  34. I used to spend summers at our cabin as a kid. No power just oil lanterns, wood stove, well water (we drank a lot of koolaid cause the water was gross to us kids). We had an outhouse and ate a lot of fish from the river. Mom had an old fashioned wash tub and our clothes hung in the breeze. I’ve been lucky to not have any long power outages in the city but neighbors just across the street were down for over a week. I’m trying to prep for long term outages during a winter storm because we are due for a bad one and one of those make you cover all bases.

  35. I was once without electric for a week. We had a gas-powered generator to run our and one neighbor’s refrigerators and one light.

  36. During a recent bought of severe weather my entire neighborhood lost power for three weeks because lightning hit a transformer and it took the power company that long to get a new one because it was outdated. So we made do. We were lucky because the gas still came on and we have a gas stove. We used candles, lanterns, and flashlights to get around after dark. My family went stir crazy but I enjoyed having all the peace and quiet for reading. I was able to charge phones and laptops in the car. Only thing I really missed was reading my blogs every day.

  37. The longest I’ve gone, planned, without power was about a week, while camping. Unplanned, was about 2 1/2 to 3 days. Our main source of light were kerosine lamps and we used a wood stove for heat. The little bit of warm food that we ate was cooked on the bbq.

  38. We were without power for 5 days during a spring ice storm. We were fortunate to have a portable generator and we had our furnace wired up so we could connect it to the generator to keep us warm. We were able to keep the furnace, freezer and hot water heater going enough to get by with by alternating what was hooked up. And most meals were cooked in the microwave hooked up to the generator or we just went out to eat. Needless to say, this year we are putting in a wood stove to act as a back up for our heat and we added an extra stove that runs on propane for back up cooking. That should help make things go better the next time it happens.

  39. Recently we had a two day issue while they replaced a pole in my backyard. When I was a kid we lived in Turkey and had issues of weeks at a time.

  40. Although with hurricanes, power outages are always a definite possibility, it was unplanned that we would be without power for 8 days following Hurricane Ike. We went and got our motor home out of storage and used extension cords and the generator off and on to keep the refrigerator and freezer at temperatures that would save our food. We could also run a fan or a light. We have gotten rid of the motor home, so now we have a propane run generator with capabilities to provide power if we have another outage. We keep a number of filled tanks on hand.

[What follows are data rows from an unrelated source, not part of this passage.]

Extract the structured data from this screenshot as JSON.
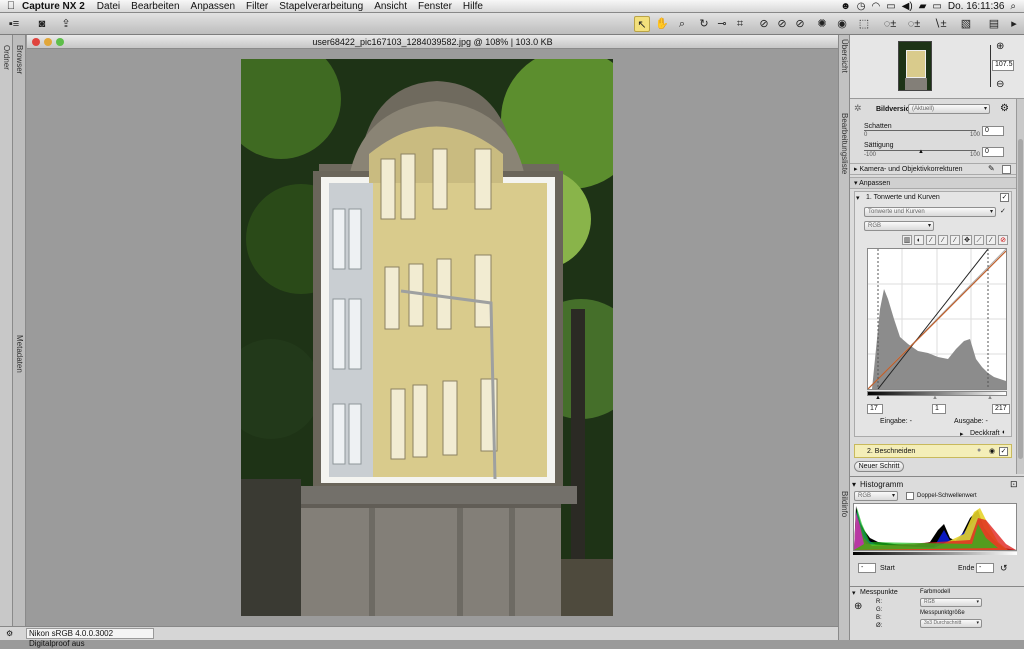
{
  "menubar": {
    "app": "Capture NX 2",
    "items": [
      "Datei",
      "Bearbeiten",
      "Anpassen",
      "Filter",
      "Stapelverarbeitung",
      "Ansicht",
      "Fenster",
      "Hilfe"
    ],
    "clock": "Do. 16:11:36"
  },
  "left": {
    "browser": "Browser",
    "ordner": "Ordner",
    "metadaten": "Metadaten"
  },
  "document": {
    "title": "user68422_pic167103_1284039582.jpg @ 108% | 103.0 KB"
  },
  "status": {
    "profile": "Nikon sRGB 4.0.0.3002 Digitalproof aus"
  },
  "navigator": {
    "label": "Übersicht",
    "zoom": "107.5"
  },
  "edit": {
    "label": "Bearbeitungsliste",
    "bildversion_label": "Bildversion",
    "bildversion_value": "(Aktuell)",
    "schatten": "Schatten",
    "schatten_value": "0",
    "schatten_min": "0",
    "schatten_max": "100",
    "saettigung": "Sättigung",
    "saettigung_value": "0",
    "saettigung_min": "-100",
    "saettigung_max": "100",
    "kamera": "Kamera- und Objektivkorrekturen",
    "anpassen": "Anpassen",
    "step1": "1. Tonwerte und Kurven",
    "step1_dd": "Tonwerte und Kurven",
    "channel": "RGB",
    "black": "17",
    "mid": "1",
    "white": "217",
    "eingabe": "Eingabe: -",
    "ausgabe": "Ausgabe: -",
    "deckkraft": "Deckkraft",
    "step2": "2. Beschneiden",
    "new_step": "Neuer Schritt"
  },
  "histogram": {
    "label": "Histogramm",
    "panel_label": "Bildinfo",
    "channel": "RGB",
    "double": "Doppel-Schwellenwert",
    "start_value": "-",
    "start": "Start",
    "end": "Ende",
    "end_value": "-"
  },
  "messpunkte": {
    "title": "Messpunkte",
    "r": "R:",
    "g": "G:",
    "b": "B:",
    "o": "Ø:",
    "farbmodell": "Farbmodell",
    "farb_value": "RGB",
    "groesse": "Messpunktgröße",
    "groesse_value": "3x3 Durchschnitt"
  }
}
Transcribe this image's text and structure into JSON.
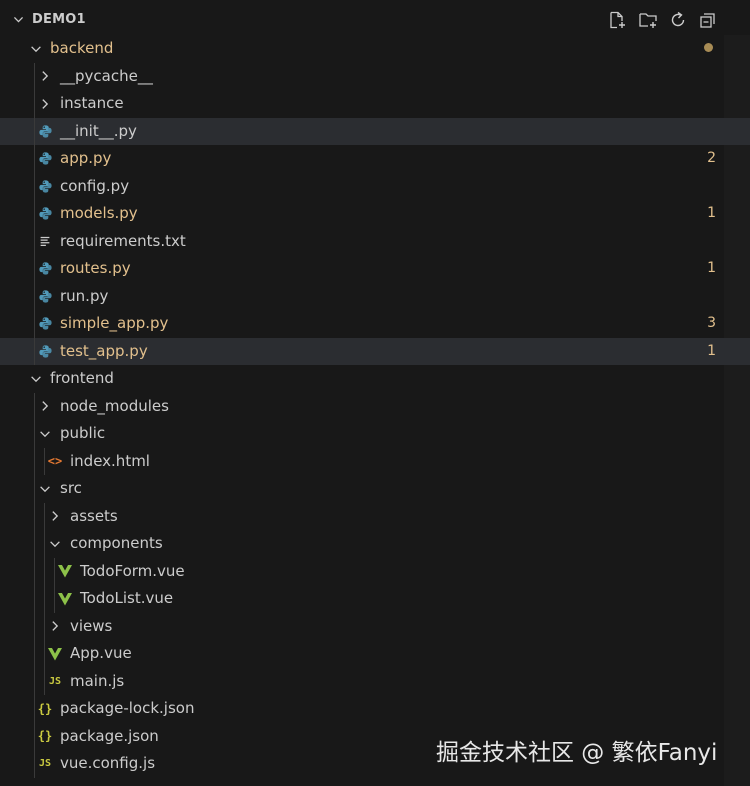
{
  "header": {
    "title": "DEMO1",
    "actions": [
      "new-file-icon",
      "new-folder-icon",
      "refresh-icon",
      "collapse-all-icon"
    ]
  },
  "tree": [
    {
      "label": "backend",
      "type": "folder-open",
      "depth": 0,
      "modified": true
    },
    {
      "label": "__pycache__",
      "type": "folder",
      "depth": 1
    },
    {
      "label": "instance",
      "type": "folder",
      "depth": 1
    },
    {
      "label": "__init__.py",
      "type": "python",
      "depth": 1,
      "state": "hover"
    },
    {
      "label": "app.py",
      "type": "python",
      "depth": 1,
      "modified": true,
      "badge": "2"
    },
    {
      "label": "config.py",
      "type": "python",
      "depth": 1
    },
    {
      "label": "models.py",
      "type": "python",
      "depth": 1,
      "modified": true,
      "badge": "1"
    },
    {
      "label": "requirements.txt",
      "type": "text",
      "depth": 1
    },
    {
      "label": "routes.py",
      "type": "python",
      "depth": 1,
      "modified": true,
      "badge": "1"
    },
    {
      "label": "run.py",
      "type": "python",
      "depth": 1
    },
    {
      "label": "simple_app.py",
      "type": "python",
      "depth": 1,
      "modified": true,
      "badge": "3"
    },
    {
      "label": "test_app.py",
      "type": "python",
      "depth": 1,
      "modified": true,
      "badge": "1",
      "state": "selected"
    },
    {
      "label": "frontend",
      "type": "folder-open",
      "depth": 0
    },
    {
      "label": "node_modules",
      "type": "folder",
      "depth": 1
    },
    {
      "label": "public",
      "type": "folder-open",
      "depth": 1
    },
    {
      "label": "index.html",
      "type": "html",
      "depth": 2
    },
    {
      "label": "src",
      "type": "folder-open",
      "depth": 1
    },
    {
      "label": "assets",
      "type": "folder",
      "depth": 2
    },
    {
      "label": "components",
      "type": "folder-open",
      "depth": 2
    },
    {
      "label": "TodoForm.vue",
      "type": "vue",
      "depth": 3
    },
    {
      "label": "TodoList.vue",
      "type": "vue",
      "depth": 3
    },
    {
      "label": "views",
      "type": "folder",
      "depth": 2
    },
    {
      "label": "App.vue",
      "type": "vue",
      "depth": 2
    },
    {
      "label": "main.js",
      "type": "js",
      "depth": 2
    },
    {
      "label": "package-lock.json",
      "type": "json",
      "depth": 1
    },
    {
      "label": "package.json",
      "type": "json",
      "depth": 1
    },
    {
      "label": "vue.config.js",
      "type": "js",
      "depth": 1
    }
  ],
  "icon_glyphs": {
    "json": "{}",
    "js": "JS",
    "html": "<>"
  },
  "watermark": "掘金技术社区 @ 繁依Fanyi",
  "colors": {
    "background": "#181818",
    "text": "#cccccc",
    "modified": "#e2c08d",
    "selected_row": "#2b2d31",
    "python_icon": "#519aba",
    "vue_icon": "#8dc149",
    "js_icon": "#cbcb41"
  }
}
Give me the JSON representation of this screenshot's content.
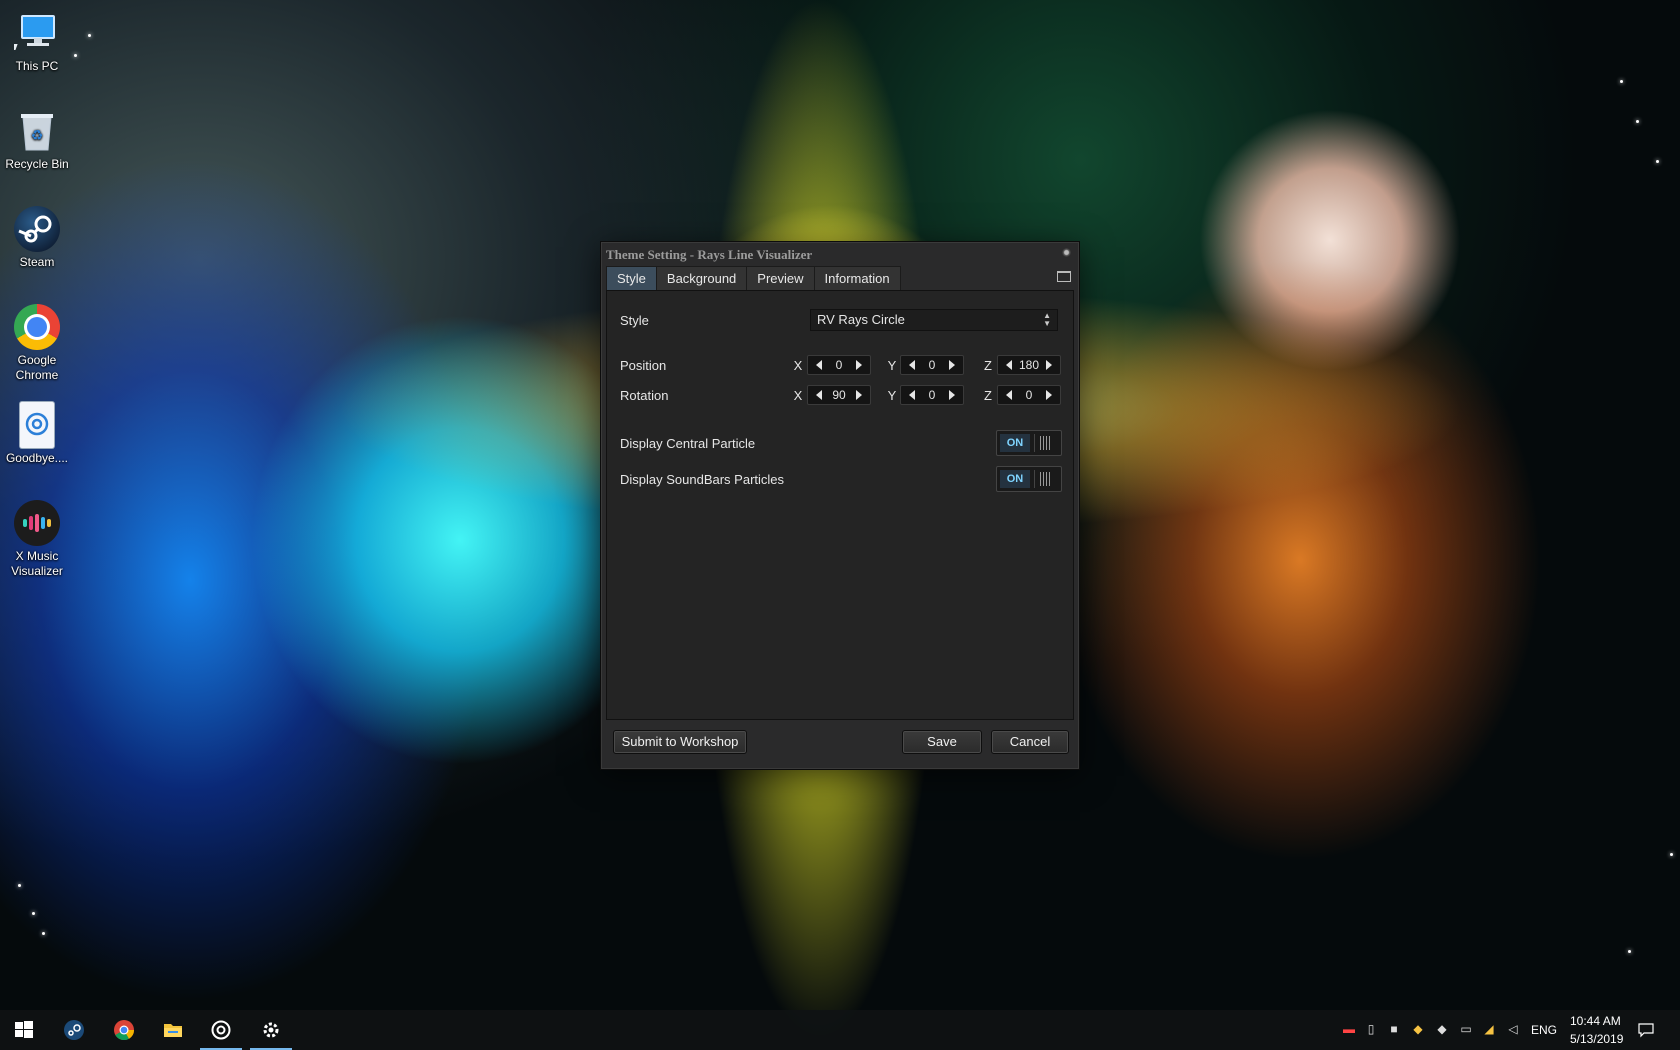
{
  "desktop": {
    "icons": [
      {
        "label": "This PC",
        "icon": "computer-icon"
      },
      {
        "label": "Recycle Bin",
        "icon": "recycle-bin-icon"
      },
      {
        "label": "Steam",
        "icon": "steam-icon"
      },
      {
        "label": "Google Chrome",
        "icon": "chrome-icon"
      },
      {
        "label": "Goodbye....",
        "icon": "document-icon"
      },
      {
        "label": "X Music Visualizer",
        "icon": "x-music-visualizer-icon"
      }
    ]
  },
  "dialog": {
    "title": "Theme Setting - Rays Line Visualizer",
    "tabs": [
      "Style",
      "Background",
      "Preview",
      "Information"
    ],
    "active_tab": "Style",
    "style_label": "Style",
    "style_value": "RV Rays Circle",
    "position": {
      "label": "Position",
      "x_label": "X",
      "x": "0",
      "y_label": "Y",
      "y": "0",
      "z_label": "Z",
      "z": "180"
    },
    "rotation": {
      "label": "Rotation",
      "x_label": "X",
      "x": "90",
      "y_label": "Y",
      "y": "0",
      "z_label": "Z",
      "z": "0"
    },
    "central_particle": {
      "label": "Display Central Particle",
      "toggle": "ON"
    },
    "soundbars_particles": {
      "label": "Display SoundBars Particles",
      "toggle": "ON"
    },
    "submit_label": "Submit to Workshop",
    "save_label": "Save",
    "cancel_label": "Cancel",
    "accent_color": "#7fd4ff"
  },
  "taskbar": {
    "pinned": [
      "start-icon",
      "steam-icon",
      "chrome-icon",
      "file-explorer-icon",
      "visualizer-icon",
      "settings-icon"
    ],
    "language": "ENG",
    "time": "10:44 AM",
    "date": "5/13/2019"
  }
}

  41. The longest I have gone grid-down was about a 1-1/2 days when I was a kid. I remember my mom and dad talking about needing a back up plan for how to save the food in the frig if things continued.

  42. In 1991 we were two weeks in March do to an ice storm that took down power and if we didn’t have a wood burning stove we would have froze and been unable to cook or stay clean.

Leave a Reply

Your email address will not be published. Required fields are marked *